Books 1-3: Pacific Glory, Ghosts of Bungo Suido, Sentinels of Fire
Author: P. T. Deutermann
Publisher: St. Martin's Press
Award-winning author P. T. Deutermann's twenty-six years of military and government service, including a Pearl Harbor tour of duty, inform each page of his best works of World War II fiction. From one of the greatest writers of military fiction at work today, Deutermann's most beloved books Pacific Glory, Ghosts of Bungo Suido, and Sentinels of Fire, are available for the first time in a discounted eBook bundle: Ghosts of Bungo Suido: In late 1944, America's naval forces face what seems an insurmountable threat from Japan: immense Yamato-class battleships, which could change the course of the war. Lieutenant Commander Gar Hammond-an aggressive, attacking leader with a reckless streak-may be the navy's only hope to locate and stop the Japanese super-ship before it launches...if it even exists. Pacific Glory: A thrilling, multi-layered World War II historical adventure following two men and an unforgettable woman, from Pearl Harbor through the most dramatic air and sea battles of the war. Winner of the W. Y. Boyd Award for Excellence in Military Fiction. Sentinels of Fire: Set against the blazing gun battles and kamikaze attacks created by the last desperate offensive of the Japanese navy, the officers of the USS Malloy grapple with consequences that could cost them the ship itself and the lives of everyone on board.

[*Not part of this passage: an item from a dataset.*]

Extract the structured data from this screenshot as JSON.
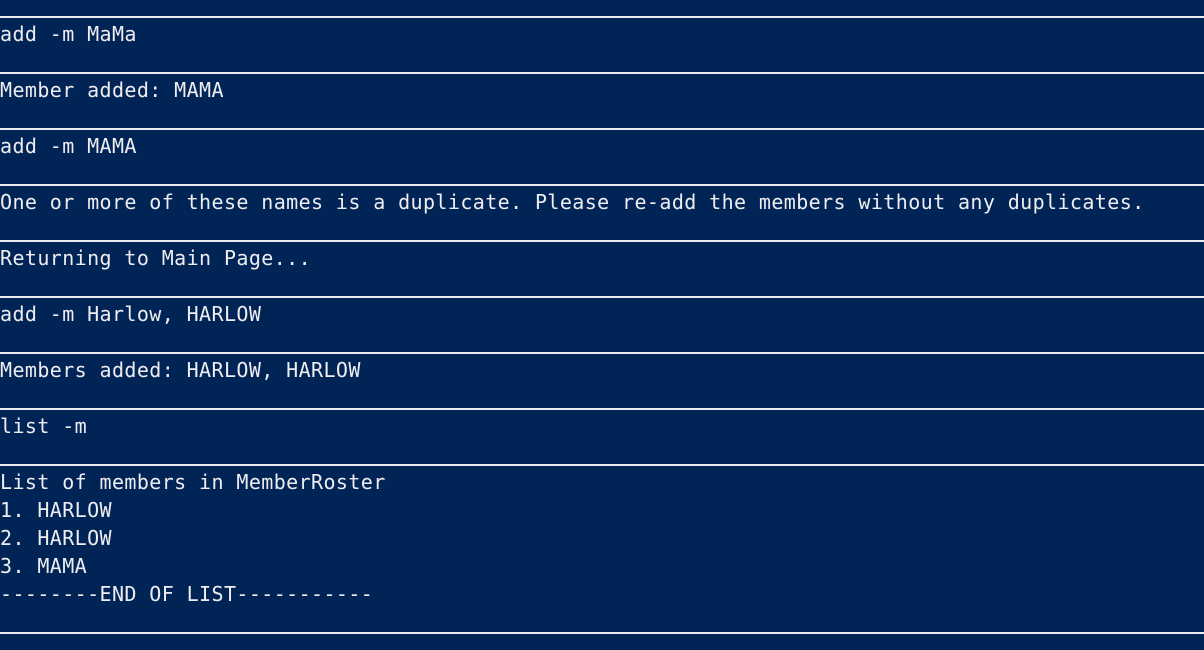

From The Lone Ranger to Lonesome Dove, the Texas Rangers have been celebrated in fact and fiction for their daring exploits in bringing justice to the Old West. In Lone Star Justice, best-selling author Robert M. Utley captures the first hundred years of Ranger history, in a narrative packed with adventures worthy of Zane Grey or Larry McMurtry. The Rangers began in the 1820s as loose groups of citizen soldiers, banding together to chase Indians and Mexicans on the raw Texas frontier. Utley shows how, under the leadership of men like Jack Hays and Ben McCulloch, these fiercely independent fighters were transformed into a well-trained, cohesive team. Armed with a revolutionary new weapon, Samuel Colt's repeating revolver, they became a deadly fighting force, whether battling Comanches on the plains or storming the city of Monterey in the Mexican-American War. As the Rangers evolved from part-time warriors to full-time lawmen by 1874, they learned to face new dangers, including homicidal feuds, labor strikes, and vigilantes turned mobs. They battled train robbers, cattle thieves and other outlaws--it was Rangers, for example, who captured John Wesley Hardin, the most feared gunman in the West. Based on exhaustive research in Texas archives, this is the most authoritative history of the Texas Rangers in over half a century. It will stand alongside other classics of Western history by Robert M. Utley--a vivid portrait of the Old West and of the legendary men who kept the law on the lawless frontier.